- [Work instruction]
Among the records below, find the lines with the word "simulator" and copy them.

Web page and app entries
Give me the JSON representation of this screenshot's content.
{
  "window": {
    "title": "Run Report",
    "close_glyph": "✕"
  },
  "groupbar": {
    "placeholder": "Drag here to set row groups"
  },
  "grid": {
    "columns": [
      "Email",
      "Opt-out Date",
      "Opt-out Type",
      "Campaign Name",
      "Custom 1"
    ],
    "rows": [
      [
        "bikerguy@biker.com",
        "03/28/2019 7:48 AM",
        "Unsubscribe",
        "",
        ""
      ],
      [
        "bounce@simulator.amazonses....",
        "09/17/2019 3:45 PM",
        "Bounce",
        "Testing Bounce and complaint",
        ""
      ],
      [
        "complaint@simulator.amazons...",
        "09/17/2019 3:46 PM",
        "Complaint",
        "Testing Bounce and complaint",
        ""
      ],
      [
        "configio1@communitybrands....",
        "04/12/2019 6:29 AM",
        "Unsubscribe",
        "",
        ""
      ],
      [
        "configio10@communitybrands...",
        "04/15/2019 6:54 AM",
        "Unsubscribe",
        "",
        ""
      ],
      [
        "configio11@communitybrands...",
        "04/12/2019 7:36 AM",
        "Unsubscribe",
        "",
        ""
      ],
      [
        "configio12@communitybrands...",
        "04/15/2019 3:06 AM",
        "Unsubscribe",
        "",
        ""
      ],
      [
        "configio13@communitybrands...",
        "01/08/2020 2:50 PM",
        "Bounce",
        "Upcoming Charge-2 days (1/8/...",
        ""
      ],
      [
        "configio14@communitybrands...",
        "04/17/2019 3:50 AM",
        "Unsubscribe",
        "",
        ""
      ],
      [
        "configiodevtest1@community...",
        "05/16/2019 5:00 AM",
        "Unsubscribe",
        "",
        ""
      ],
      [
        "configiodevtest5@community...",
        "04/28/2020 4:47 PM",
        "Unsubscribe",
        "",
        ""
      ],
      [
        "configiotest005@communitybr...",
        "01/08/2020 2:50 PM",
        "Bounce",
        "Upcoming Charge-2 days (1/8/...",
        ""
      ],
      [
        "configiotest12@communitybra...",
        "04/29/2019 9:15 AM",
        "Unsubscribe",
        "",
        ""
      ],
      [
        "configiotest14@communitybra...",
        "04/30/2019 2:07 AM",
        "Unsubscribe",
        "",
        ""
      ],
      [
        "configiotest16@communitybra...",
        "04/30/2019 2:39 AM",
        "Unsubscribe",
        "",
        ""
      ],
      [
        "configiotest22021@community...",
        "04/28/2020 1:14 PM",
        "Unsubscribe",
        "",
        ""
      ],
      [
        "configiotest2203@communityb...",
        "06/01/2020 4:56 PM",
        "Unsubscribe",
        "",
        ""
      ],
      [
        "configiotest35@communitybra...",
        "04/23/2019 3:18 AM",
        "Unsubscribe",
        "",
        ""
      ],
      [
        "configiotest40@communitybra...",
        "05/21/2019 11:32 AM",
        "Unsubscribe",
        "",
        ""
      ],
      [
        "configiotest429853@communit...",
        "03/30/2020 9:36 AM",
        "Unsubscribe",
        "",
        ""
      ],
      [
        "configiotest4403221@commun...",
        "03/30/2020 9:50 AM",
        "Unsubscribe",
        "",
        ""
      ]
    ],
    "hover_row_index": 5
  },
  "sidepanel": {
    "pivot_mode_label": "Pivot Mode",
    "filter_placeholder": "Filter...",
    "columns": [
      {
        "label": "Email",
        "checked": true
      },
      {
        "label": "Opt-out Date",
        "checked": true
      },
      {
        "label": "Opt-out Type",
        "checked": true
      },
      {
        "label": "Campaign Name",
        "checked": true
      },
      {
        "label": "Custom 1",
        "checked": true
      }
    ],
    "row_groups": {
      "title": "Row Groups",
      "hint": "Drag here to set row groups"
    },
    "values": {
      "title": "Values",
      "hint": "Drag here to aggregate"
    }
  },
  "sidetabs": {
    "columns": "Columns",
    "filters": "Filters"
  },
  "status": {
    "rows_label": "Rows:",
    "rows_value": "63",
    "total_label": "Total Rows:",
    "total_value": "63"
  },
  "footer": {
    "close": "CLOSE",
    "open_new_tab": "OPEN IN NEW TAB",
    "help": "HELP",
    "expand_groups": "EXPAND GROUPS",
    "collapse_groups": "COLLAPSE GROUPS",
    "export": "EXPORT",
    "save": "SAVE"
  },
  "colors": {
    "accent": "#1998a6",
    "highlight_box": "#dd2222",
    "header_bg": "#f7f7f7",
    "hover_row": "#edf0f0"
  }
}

- [Solution for this problem]
        "bounce@simulator.amazonses....",
        "complaint@simulator.amazons...",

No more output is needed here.